**Activity:** Where does the word "百万三角形" appear in the entries below? Copy each line that holds it.

Dataset records:
=== Begin Enclosure ===

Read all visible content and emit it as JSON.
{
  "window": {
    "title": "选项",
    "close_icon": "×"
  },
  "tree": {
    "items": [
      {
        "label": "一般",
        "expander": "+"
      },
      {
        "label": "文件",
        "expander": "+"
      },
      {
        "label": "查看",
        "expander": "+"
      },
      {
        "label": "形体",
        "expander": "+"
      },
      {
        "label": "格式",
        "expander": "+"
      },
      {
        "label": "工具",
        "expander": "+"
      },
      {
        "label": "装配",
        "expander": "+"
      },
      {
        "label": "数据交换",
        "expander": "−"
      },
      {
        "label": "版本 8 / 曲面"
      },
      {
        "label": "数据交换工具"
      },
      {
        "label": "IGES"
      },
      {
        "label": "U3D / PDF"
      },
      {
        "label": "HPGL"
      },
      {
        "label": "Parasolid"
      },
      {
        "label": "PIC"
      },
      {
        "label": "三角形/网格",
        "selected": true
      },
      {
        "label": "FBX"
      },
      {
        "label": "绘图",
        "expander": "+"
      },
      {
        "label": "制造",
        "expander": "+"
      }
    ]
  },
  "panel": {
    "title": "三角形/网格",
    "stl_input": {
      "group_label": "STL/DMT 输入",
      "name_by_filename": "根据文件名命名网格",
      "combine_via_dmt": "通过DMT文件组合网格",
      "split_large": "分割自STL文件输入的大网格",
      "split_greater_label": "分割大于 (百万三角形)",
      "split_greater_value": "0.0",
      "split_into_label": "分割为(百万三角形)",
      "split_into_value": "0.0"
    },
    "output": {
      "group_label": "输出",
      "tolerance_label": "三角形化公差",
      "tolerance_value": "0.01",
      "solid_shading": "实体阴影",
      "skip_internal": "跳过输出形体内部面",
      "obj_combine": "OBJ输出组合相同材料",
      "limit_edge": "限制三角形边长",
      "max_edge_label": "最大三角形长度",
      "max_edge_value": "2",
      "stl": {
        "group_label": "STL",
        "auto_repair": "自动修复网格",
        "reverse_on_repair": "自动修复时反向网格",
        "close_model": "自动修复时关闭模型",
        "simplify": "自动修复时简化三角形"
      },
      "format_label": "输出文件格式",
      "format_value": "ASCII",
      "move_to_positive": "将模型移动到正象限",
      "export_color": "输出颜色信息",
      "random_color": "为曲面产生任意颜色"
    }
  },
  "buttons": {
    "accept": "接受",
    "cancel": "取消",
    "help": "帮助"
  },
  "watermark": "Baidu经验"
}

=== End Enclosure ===

**Response to this task:**
      "split_greater_label": "分割大于 (百万三角形)",
      "split_into_label": "分割为(百万三角形)",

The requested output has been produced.